You turn the iPhone off (for some reason is always running out of battery lately), and go after your friend see what’s up with all the laughing. What the…! Is that a gal wearing a mask that says “Evil”? Oh gosh, they are playing a board game in your bar! Disgusting! You knee your friend and point to the door, but is already too late; he is in perpetual snorting/chuckle mode now. You hurry out before it gets to you.

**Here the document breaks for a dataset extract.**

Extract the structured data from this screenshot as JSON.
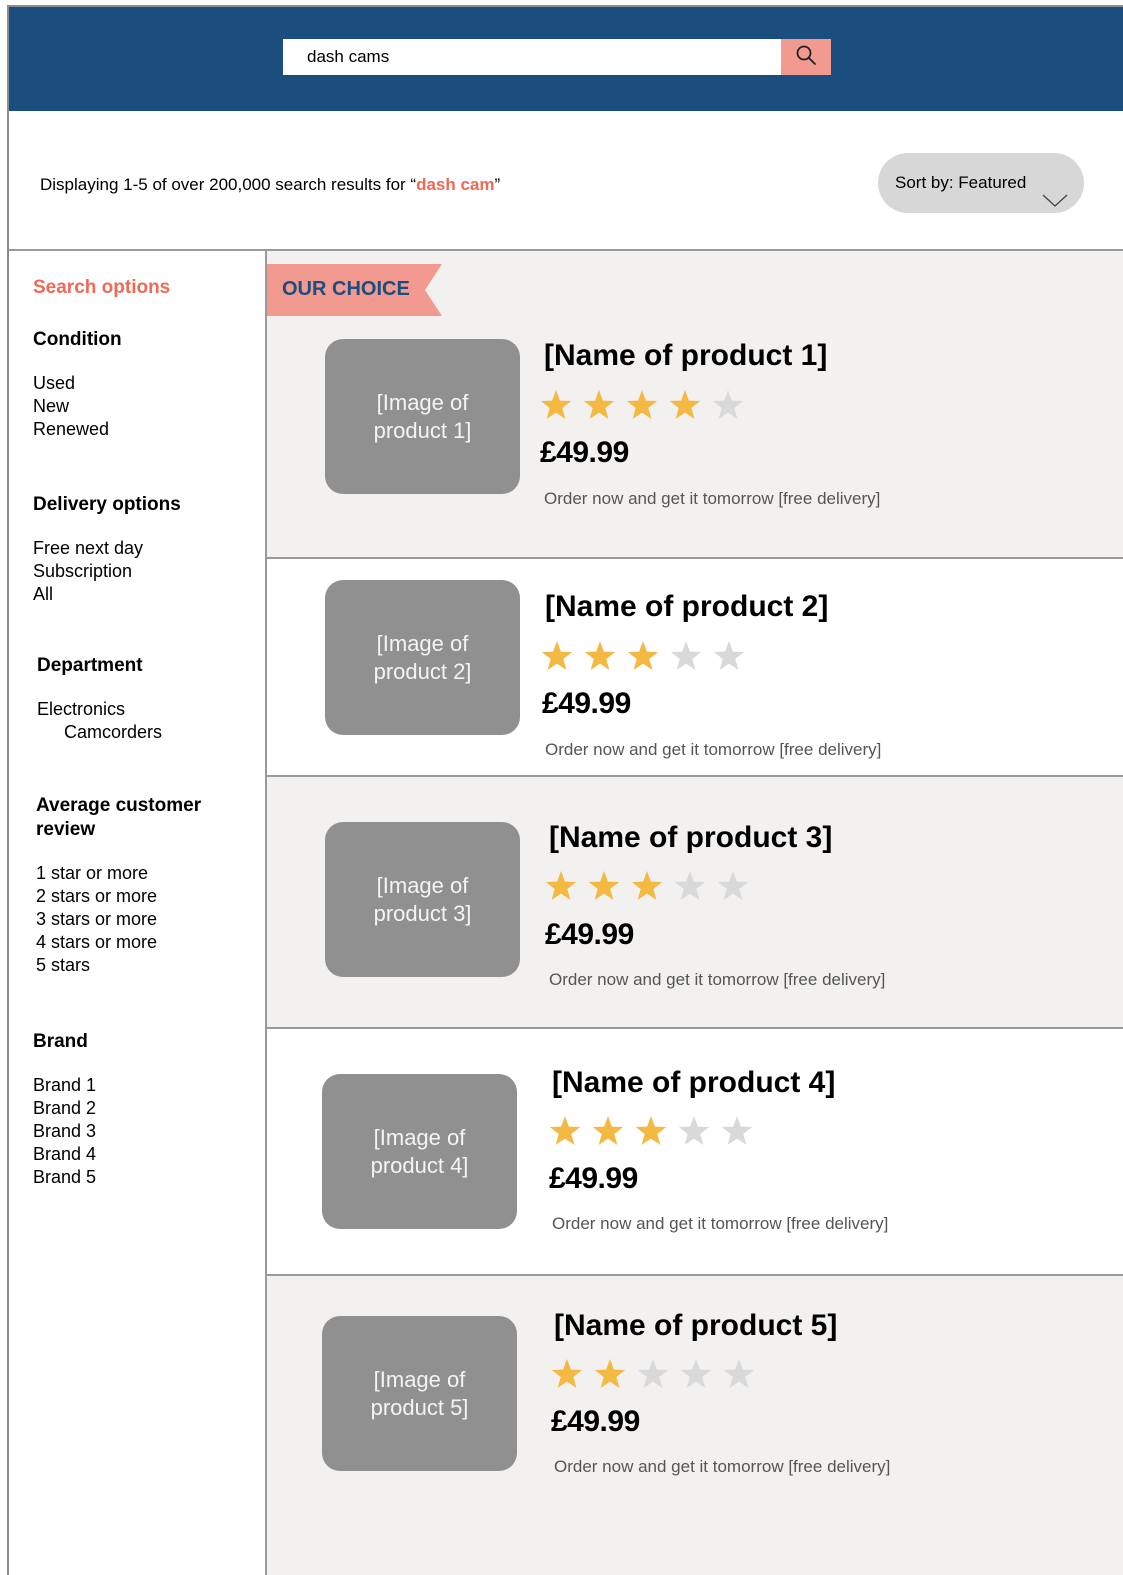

Wait a moment there buddy! Are you saying you don’t like board games? Aren’t you creating a video game? Not the same, eh? You sir are missing out! There are so many games out there with many interesting mechanics: board games, card games, dice games, role-playing games… They have been around for a while too, so I think they can probably teach you a thing or two about how to make your iPhone video game better, you know. Ah, now you are listening! OK, let me just explain you a few things about board games that can be applied to your designs.

Continue reading Learning from board games

Another week, another iOS release, another multi-gigabyte SDK download. You have been sitting all day in front of nondescript backdrops under the rain, coffee mug attached to your paw. Your doctor left a message saying your liver looks like last year’s filter from the hospital’s coffee vending machine. You lost your Barista of the Day 2010 Tracker Calendar and now every time you show up there is a dude with an apron behind the counter. iPod keeps shuffling once and again over the sad parts of the Start Wars soundtrack. You have to accept it. You are stuck again.

It all started with the interface. You were there positioning buttons, entering coordinates by hand: the score label, the Menu-pause™ widget, the alertness/drunkenness meter… it really started bugging you after having to re-compile for the tenth time just to find your designer (that is, you on Fridays) had decided to change the size of all the graphics. Then there was the turtle. I mean, how difficult do you think it is to calculate the mass of a freaking turtle? But somehow anytime you tried to change it the physics engine either made it go through the floor or bounce like crazy. Gosh man, didn’t we go through this already? Except your fancy level editor was of no help with any of this. You see, I may run the risk of repeating myself, but maybe is time to revisit the advice I gave you. First you need better tools.

Continue reading Tweak away